### What you should do:
Looking at the data below, how many lines include the word "Trending"? Respond with the number only.
=== Section Start ===
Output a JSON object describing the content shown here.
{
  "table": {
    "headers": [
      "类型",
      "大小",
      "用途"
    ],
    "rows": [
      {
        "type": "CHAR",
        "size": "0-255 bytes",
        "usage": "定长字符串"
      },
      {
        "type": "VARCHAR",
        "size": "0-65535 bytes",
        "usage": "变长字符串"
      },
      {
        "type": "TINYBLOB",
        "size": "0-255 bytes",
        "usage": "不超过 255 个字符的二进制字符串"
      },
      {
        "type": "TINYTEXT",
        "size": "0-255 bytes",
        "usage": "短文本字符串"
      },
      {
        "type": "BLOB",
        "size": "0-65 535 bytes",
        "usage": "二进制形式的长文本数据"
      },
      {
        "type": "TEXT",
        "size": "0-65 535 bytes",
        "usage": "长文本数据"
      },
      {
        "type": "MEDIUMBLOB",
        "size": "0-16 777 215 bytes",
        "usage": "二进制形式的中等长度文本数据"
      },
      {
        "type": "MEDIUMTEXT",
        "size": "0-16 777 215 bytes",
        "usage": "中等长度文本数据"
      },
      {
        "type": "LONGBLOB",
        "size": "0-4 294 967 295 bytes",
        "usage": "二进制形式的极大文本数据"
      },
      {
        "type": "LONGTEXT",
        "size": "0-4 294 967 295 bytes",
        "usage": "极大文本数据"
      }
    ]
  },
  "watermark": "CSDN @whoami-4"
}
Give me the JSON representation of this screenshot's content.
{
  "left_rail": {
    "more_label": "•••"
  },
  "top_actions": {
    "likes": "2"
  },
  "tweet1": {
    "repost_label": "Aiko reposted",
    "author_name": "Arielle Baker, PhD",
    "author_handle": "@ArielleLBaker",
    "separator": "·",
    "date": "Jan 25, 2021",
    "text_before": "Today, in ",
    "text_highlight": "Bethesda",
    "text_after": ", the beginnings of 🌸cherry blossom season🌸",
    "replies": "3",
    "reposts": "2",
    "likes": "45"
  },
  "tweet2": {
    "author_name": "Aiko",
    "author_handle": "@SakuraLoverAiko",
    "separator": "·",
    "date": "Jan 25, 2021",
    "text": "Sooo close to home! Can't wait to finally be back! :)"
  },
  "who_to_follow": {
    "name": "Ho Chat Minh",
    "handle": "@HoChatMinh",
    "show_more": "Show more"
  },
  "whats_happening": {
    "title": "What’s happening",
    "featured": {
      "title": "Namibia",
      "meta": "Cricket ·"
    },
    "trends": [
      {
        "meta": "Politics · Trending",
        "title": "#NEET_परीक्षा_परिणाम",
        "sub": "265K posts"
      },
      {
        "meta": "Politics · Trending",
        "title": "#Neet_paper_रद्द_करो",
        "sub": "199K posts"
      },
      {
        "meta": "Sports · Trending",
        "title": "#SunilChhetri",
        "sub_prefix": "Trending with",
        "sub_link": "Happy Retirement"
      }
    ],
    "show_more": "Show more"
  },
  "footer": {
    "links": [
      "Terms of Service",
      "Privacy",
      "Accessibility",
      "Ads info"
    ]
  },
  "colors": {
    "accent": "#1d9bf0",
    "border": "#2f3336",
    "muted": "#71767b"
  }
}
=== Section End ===
### Worked solution:
4